Volume > Issue > Wuerl, the Flesh & the Devil

Wuerl, the Flesh & the Devil

A STUDY IN OBSTINATE AND REMORSELESS SELF-INTEREST

By Pieter Vree | March 2019
Pieter Vree is Editor of the NOR.

Donald’s dissembling was his downfall.

Archbishop of Washington, D.C., from 2006 to 2018, Donald Cardinal Wuerl succeeded the now-notorious serial molester Theodore Cardinal McCarrick, a onetime high roller in the Church, as titular head of the nation’s most prominent see. Before that, Wuerl was bishop of Pittsburgh from 1988 to 2006. By coincidence — or not! — both Washington and Pittsburgh have become flashpoints in the resurgent sex-abuse crisis.
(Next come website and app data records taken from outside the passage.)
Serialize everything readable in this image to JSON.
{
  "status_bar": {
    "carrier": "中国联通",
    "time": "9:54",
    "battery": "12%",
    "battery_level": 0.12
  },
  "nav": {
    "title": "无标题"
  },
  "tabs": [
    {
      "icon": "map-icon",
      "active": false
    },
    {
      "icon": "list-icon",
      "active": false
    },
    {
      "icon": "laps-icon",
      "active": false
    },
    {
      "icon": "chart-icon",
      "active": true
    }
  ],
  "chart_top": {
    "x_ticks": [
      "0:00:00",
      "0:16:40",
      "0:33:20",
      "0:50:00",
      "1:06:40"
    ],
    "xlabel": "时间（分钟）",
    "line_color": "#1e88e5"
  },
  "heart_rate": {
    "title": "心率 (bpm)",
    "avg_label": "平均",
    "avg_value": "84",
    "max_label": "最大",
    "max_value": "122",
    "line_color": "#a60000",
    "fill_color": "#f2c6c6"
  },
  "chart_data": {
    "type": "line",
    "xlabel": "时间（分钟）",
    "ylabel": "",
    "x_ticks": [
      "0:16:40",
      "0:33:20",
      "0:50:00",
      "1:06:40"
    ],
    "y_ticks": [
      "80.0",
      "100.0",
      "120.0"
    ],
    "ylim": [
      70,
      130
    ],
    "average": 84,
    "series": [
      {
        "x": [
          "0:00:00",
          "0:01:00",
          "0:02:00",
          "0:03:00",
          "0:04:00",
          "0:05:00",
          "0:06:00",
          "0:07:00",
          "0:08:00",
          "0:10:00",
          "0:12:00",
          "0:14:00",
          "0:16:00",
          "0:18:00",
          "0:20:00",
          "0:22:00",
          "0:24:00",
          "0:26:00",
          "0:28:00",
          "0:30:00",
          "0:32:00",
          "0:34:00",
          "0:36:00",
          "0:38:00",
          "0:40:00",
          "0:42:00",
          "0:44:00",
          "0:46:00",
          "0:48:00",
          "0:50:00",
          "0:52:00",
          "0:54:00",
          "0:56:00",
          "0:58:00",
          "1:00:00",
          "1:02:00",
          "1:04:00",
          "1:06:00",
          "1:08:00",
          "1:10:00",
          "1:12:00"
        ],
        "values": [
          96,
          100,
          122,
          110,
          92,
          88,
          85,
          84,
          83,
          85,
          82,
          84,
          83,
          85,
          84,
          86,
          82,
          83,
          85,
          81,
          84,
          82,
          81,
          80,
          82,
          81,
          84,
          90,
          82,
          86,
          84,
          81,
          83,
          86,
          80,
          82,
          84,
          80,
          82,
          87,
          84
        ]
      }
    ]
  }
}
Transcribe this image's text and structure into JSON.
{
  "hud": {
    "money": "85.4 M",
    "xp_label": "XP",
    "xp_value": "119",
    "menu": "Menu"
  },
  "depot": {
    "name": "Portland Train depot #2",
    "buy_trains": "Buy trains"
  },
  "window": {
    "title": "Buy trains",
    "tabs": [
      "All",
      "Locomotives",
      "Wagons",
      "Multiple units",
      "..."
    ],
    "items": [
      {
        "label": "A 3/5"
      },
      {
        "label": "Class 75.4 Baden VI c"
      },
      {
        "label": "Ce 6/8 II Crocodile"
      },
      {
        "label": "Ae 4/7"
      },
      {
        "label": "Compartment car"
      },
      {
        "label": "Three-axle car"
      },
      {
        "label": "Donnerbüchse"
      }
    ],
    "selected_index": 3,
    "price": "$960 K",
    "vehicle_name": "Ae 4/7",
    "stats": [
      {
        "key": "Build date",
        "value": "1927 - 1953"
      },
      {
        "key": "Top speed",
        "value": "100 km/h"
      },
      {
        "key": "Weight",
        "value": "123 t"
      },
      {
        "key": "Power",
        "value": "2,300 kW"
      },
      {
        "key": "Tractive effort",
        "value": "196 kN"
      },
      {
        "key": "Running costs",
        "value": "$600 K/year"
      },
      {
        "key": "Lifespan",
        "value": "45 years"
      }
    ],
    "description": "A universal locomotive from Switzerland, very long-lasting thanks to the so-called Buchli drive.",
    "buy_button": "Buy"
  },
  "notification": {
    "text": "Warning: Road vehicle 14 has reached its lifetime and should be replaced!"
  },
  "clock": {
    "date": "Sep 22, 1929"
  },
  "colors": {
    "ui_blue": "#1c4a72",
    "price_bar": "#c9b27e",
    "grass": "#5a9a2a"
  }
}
To say that Wuerl is complicit in the cover-up of McCarrick’s crimes would be an understatement. To say he has a record of stretching the truth would be insufficient. It would be more accurate to say that Wuerl is “completely compromised” and he “lies shamelessly,” as the much-maligned Archbishop Carlo Maria Viganò put it in his “testimony” (Aug. 22). Heck, Wuerl could have been whom Al Franken had in mind when he wrote Lies and the Lying Liars Who Tell Them.

Why? This past July, the Pennsylvania Supreme Court ordered the publication of the results of its two-year investigation of clerical sexual abuse in six dioceses, including Pittsburgh. Known as the “Pennsylvania grand jury report,” it mentions Wuerl more than 200 times, describing him as one of the bishops who helped cover up the abuse of possibly thousands of children in the state. The report even says Wuerl coined a phrase to describe the cover-up: “circle of secrecy.”

One particularly horrific case in Pittsburgh involved a ring of pedophile priests who produced child pornography on parish property and used “whips, violence and sadism in raping their victims.” One of the priests, Fr. George Zirwas, was the subject of numerous complaints involving underage boys between 1987 and 1995. In December 1988 he was sent to a mental hospital, but upon release was reassigned to parish work. In 1994 he was placed on a leave of absence but “was returned to ministry by Bishop Donald Wuerl.” Months later, in response to yet another complaint, Zirwas was again placed on leave, after which he moved to Miami. In 1996 he told the Pittsburgh diocese he knew of other priests’ sexual activity, and he “demanded that his sustenance payments be increased” in exchange for the information. Wuerl told him that to get an increase, he must either provide the names of the priests or “state that he had no knowledge of what he had previously claimed.” Zirwas chose the latter course, and he “was granted an additional financial stipend and his sustenance payments were continued,” the report states. In other words, Wuerl paid him to shut up and stay away. (Zirwas later fled to Havana, became involved in the local “gay” scene, and was murdered in 2001.)

Enjoyed reading this?

READ MORE! GET A FREE 7 DAY TRIAL

SUBSCRIBE TODAY

You May Also Enjoy

The Poor Misunderstood Pope?

While Pope Francis doesn't deny the truth or the faith, he implicitly calls some of it into question, not only by his call for a re-ordering of priorities, but through his uncertain and inexact language.

Diocesan Vigilance Committees: An Idea Whose Time Has Come Again

One of the most enduringly significant encyclical letters of the 20th century is Pascendi Dominici…

A Bishop With Testosterone

Would that all bishops followed the lead of Robert F. Vasa.